I used to be a waiter at a fancy steakhouse in town. It was about a thousand years ago (of course, I exaggerate!). It was probably two or three hundred years ago.
A waiter is the last thing I should have been or contemplated being. I really don’t like waiting on anything: not birthdays; not Christmas; not even a bus. I don’t like waiting for taxes to decrease or for politicians to take a cut in their wages or pensions.
I hate waiting in lines at the checkout counter in the supermarket…at the post office…at the bank (especially the bank!). It’s not only frustrating, it’s downright embarrassing (some call it “senior moments”) .
I was standing in a line at the bank some time ago. The line was long and I must have stood there for 15 minutes. I was finally nearing my goal when I suddenly realized I didn’t have any money in the bank. All of my money – all $17.42 – was safely tucked in a sock in my sock and underwear drawer at home. I not only don’t know why I was standing there in line, I don’t know how I ended up in the bank, in the first place, especially since I’d never dealt with that particular branch in my life!
When I was a waiter in those days of yore, I was paid $1.25 an hour. But the tips were sometimes astronomical; so good that a literal kick in the pants by the man in charge was tolerated. He was a gentleman, though. He’d wait until I was just entering the kitchen with an order – well out of sight of the ritzy diners – when he would hiss “faster, faster, move faster!” Often, I wanted to stop and see if I could pound him into mush, but then I’d remember the very large tips and move “faster.”
I was married with a child, at the time, but to get the job as a waiter, I had to work as a busboy for a month. I had to wait to be a waiter.
We waiters wore tuxedos so we would look “classy” but I doubt I ever did. I got my tux at the Salvation Army Thrift Store and it had, I’m sure, seen better days. But the restaurant I waited in had subdued lighting and hid most of my tux’s flaws, as well as my own – including speed. But I was determined to grin and bear it as greed often insists on being one’s companion. And we, greed and I, at the time, were very close.

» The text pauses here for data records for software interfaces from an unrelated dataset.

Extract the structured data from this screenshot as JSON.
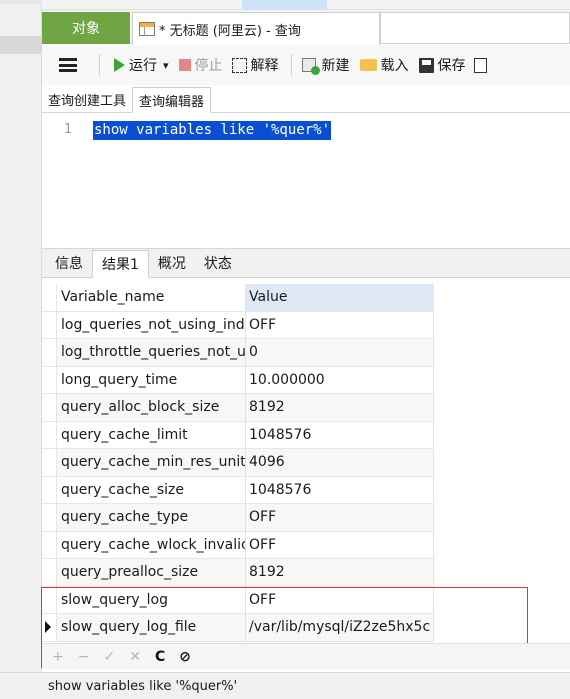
{
  "tabs": {
    "objects": "对象",
    "query_tab_title": "* 无标题 (阿里云) - 查询"
  },
  "toolbar": {
    "run": "运行",
    "run_dropdown": "▾",
    "stop": "停止",
    "explain": "解释",
    "new": "新建",
    "load": "载入",
    "save": "保存"
  },
  "subtabs": {
    "builder": "查询创建工具",
    "editor": "查询编辑器"
  },
  "editor": {
    "line_number": "1",
    "code": "show variables like '%quer%'"
  },
  "result_tabs": [
    "信息",
    "结果1",
    "概况",
    "状态"
  ],
  "grid": {
    "columns": [
      "Variable_name",
      "Value"
    ],
    "rows": [
      {
        "name": "log_queries_not_using_ind",
        "value": "OFF"
      },
      {
        "name": "log_throttle_queries_not_u",
        "value": "0"
      },
      {
        "name": "long_query_time",
        "value": "10.000000"
      },
      {
        "name": "query_alloc_block_size",
        "value": "8192"
      },
      {
        "name": "query_cache_limit",
        "value": "1048576"
      },
      {
        "name": "query_cache_min_res_unit",
        "value": "4096"
      },
      {
        "name": "query_cache_size",
        "value": "1048576"
      },
      {
        "name": "query_cache_type",
        "value": "OFF"
      },
      {
        "name": "query_cache_wlock_invalic",
        "value": "OFF"
      },
      {
        "name": "query_prealloc_size",
        "value": "8192"
      },
      {
        "name": "slow_query_log",
        "value": "OFF"
      },
      {
        "name": "slow_query_log_file",
        "value": "/var/lib/mysql/iZ2ze5hx5c"
      }
    ]
  },
  "grid_footer": {
    "add": "+",
    "remove": "−",
    "apply": "✓",
    "discard": "✕",
    "refresh": "C",
    "stop": "⊘"
  },
  "status_bar": {
    "text": "show variables like '%quer%'"
  },
  "colors": {
    "objects_tab": "#70a544",
    "selection": "#0a4fd1",
    "highlight_box": "#d63b3b",
    "value_header": "#dfe9f5"
  }
}
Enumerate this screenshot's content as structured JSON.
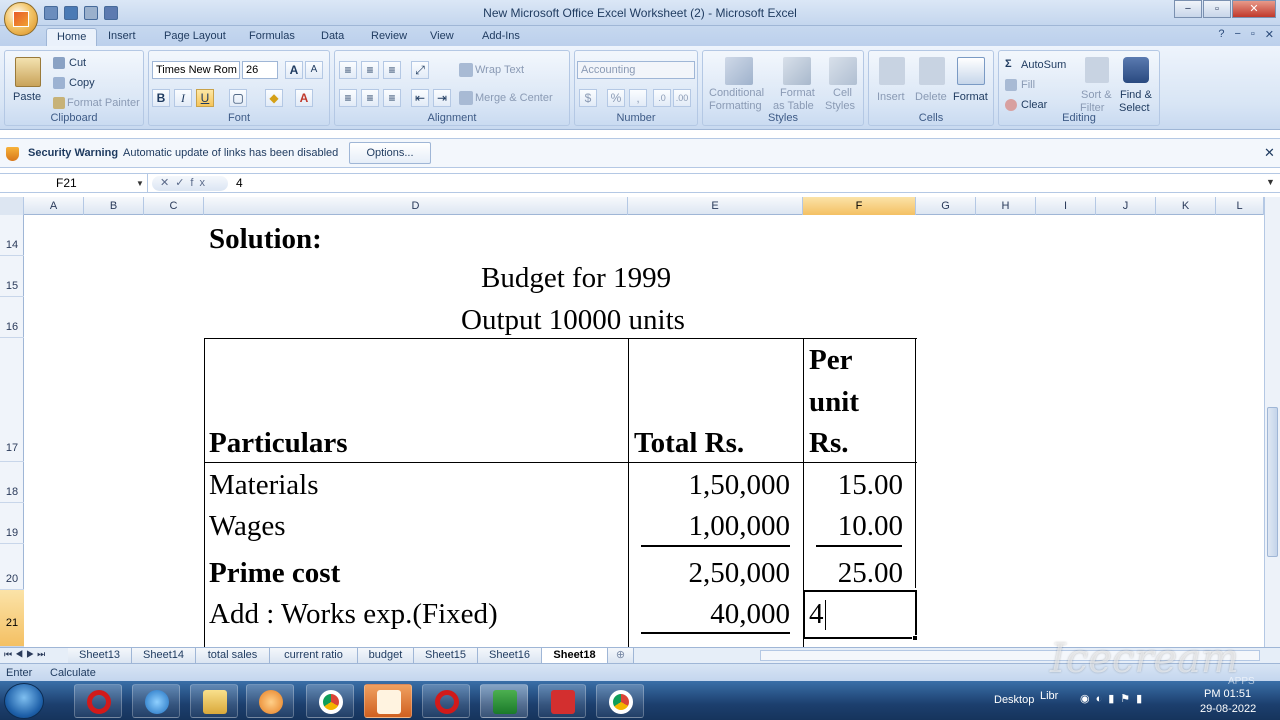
{
  "window": {
    "title": "New Microsoft Office Excel Worksheet (2) - Microsoft Excel",
    "minimize": "−",
    "restore": "▫",
    "close": "✕"
  },
  "tabs": [
    "Home",
    "Insert",
    "Page Layout",
    "Formulas",
    "Data",
    "Review",
    "View",
    "Add-Ins"
  ],
  "help": {
    "help_icon": "?",
    "min": "−",
    "restore": "▫",
    "close": "✕"
  },
  "ribbon": {
    "clipboard": {
      "label": "Clipboard",
      "paste": "Paste",
      "cut": "Cut",
      "copy": "Copy",
      "format_painter": "Format Painter"
    },
    "font": {
      "label": "Font",
      "name": "Times New Rom",
      "size": "26",
      "bold": "B",
      "italic": "I",
      "underline": "U",
      "grow": "A",
      "shrink": "A"
    },
    "alignment": {
      "label": "Alignment",
      "wrap_text": "Wrap Text",
      "merge_center": "Merge & Center"
    },
    "number": {
      "label": "Number",
      "format": "Accounting",
      "percent": "%"
    },
    "styles": {
      "label": "Styles",
      "conditional": "Conditional",
      "formatting": "Formatting",
      "format": "Format",
      "as_table": "as Table",
      "cell": "Cell",
      "styles": "Styles"
    },
    "cells": {
      "label": "Cells",
      "insert": "Insert",
      "delete": "Delete",
      "format": "Format"
    },
    "editing": {
      "label": "Editing",
      "autosum": "AutoSum",
      "fill": "Fill",
      "clear": "Clear",
      "sort": "Sort &",
      "filter": "Filter",
      "find": "Find &",
      "select": "Select"
    }
  },
  "security": {
    "title": "Security Warning",
    "message": "Automatic update of links has been disabled",
    "options": "Options..."
  },
  "formula_bar": {
    "name_box": "F21",
    "fx": "✕✓fx",
    "value": "4"
  },
  "columns": [
    "A",
    "B",
    "C",
    "D",
    "E",
    "F",
    "G",
    "H",
    "I",
    "J",
    "K",
    "L"
  ],
  "selected_column": "F",
  "rows": [
    "14",
    "15",
    "16",
    "17",
    "18",
    "19",
    "20",
    "21"
  ],
  "sheet": {
    "solution": "Solution:",
    "budget_title": "Budget for 1999",
    "output": "Output 10000 units",
    "header_particulars": "Particulars",
    "header_total": "Total Rs.",
    "header_per": "Per",
    "header_unit": "unit",
    "header_rs": "Rs.",
    "materials": "Materials",
    "materials_total": "1,50,000",
    "materials_unit": "15.00",
    "wages": "Wages",
    "wages_total": "1,00,000",
    "wages_unit": "10.00",
    "prime_cost": "Prime cost",
    "prime_total": "2,50,000",
    "prime_unit": "25.00",
    "works_exp": "Add : Works exp.(Fixed)",
    "works_total": "40,000",
    "works_unit_entry": "4"
  },
  "sheet_tabs": [
    "Sheet13",
    "Sheet14",
    "total sales",
    "current ratio",
    "budget",
    "Sheet15",
    "Sheet16",
    "Sheet18"
  ],
  "active_sheet": "Sheet18",
  "status": {
    "mode": "Enter",
    "calc": "Calculate"
  },
  "taskbar": {
    "desktop": "Desktop",
    "lib": "Libr",
    "time": "PM 01:51",
    "date": "29-08-2022"
  },
  "watermark": {
    "text": "Icecream",
    "sub": "APPS"
  }
}
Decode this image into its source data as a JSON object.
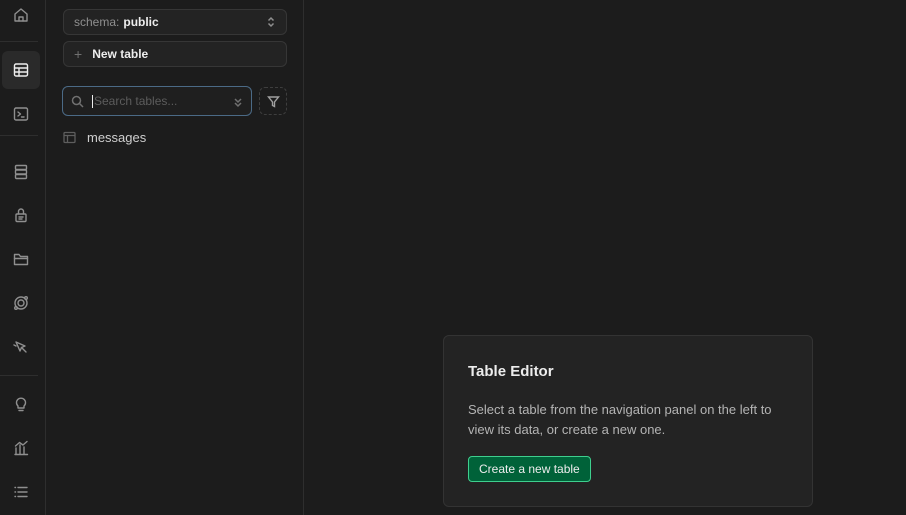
{
  "rail": {
    "icons": [
      "home-icon",
      "table-editor-icon",
      "sql-editor-icon",
      "database-icon",
      "auth-icon",
      "storage-icon",
      "edge-functions-icon",
      "realtime-icon",
      "advisors-icon",
      "reports-icon",
      "logs-icon"
    ],
    "active": "table-editor-icon"
  },
  "sidebar": {
    "schema_label": "schema:",
    "schema_value": "public",
    "new_table_label": "New table",
    "search_placeholder": "Search tables...",
    "tables": [
      {
        "name": "messages"
      }
    ]
  },
  "main": {
    "card_title": "Table Editor",
    "card_body": "Select a table from the navigation panel on the left to view its data, or create a new one.",
    "create_label": "Create a new table"
  },
  "colors": {
    "background": "#1c1c1c",
    "brand_green": "#3ecf8e",
    "button_fill": "#006239",
    "focus_ring": "#4b6a86"
  }
}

I think I was a pretty good waiter, no matter what the manager may have thought. Although, when I had to do flaming dishes at the customers’ table, I was kind of nervous – as were the people I was serving and anyone within a 15-foot radius. I noticed that the hostess always her hand on the phone when I was performing this doubtful service. More waiting – waiting to see if all concerned would survive.
That was the one and only time I was a waiter but not the only time I have waited. I’ve waited for Santa Claus, as a child, and waited while I worked and saved money to buy my first bicycle. I waited to see if I would pass from one grade to the next during school, and I waited for my dad to get home to punish me for one of my many misadventures (“Just wait until your father gets home!”).
I, like you, have waited in line at the movie theatre, sporting events, and any other thing that waiting in line demands. It seems to me waiting is one of the first things we learn just after birth – waiting to be changed, waiting to be fed, and so on.
Some people are good at waiting. Some even spectacular – like Nelson Mandela waiting to be released from prison or Dagwood and Blondie waiting for their kids to become adults and give them grandchildren.
Some accept the inevitable and stand in line. As for me, I hate waiting, but am resolved that no matter how much I complain, I’m still going to have to wait for most things that make the world go ‘round.
But I think the true awareness came when I was a waiter at that fancy dining establishment and a fellow human actually kicked me in the pants and told me to go faster. That was the first time I ever went fast to “wait.”
Oh well, just wait! Tomorrow may be different. That’s what some people say; easy for them when we’ve got no choice. Today’s waiting on tomorrow and tomorrow’s waiting on the day after that and so on. But with man’s ingenuity, he will figure out a way to abolish waiting. I know he will. You just wait and see!
AUGUST 2012 SENIOR LIVING MAGAZINE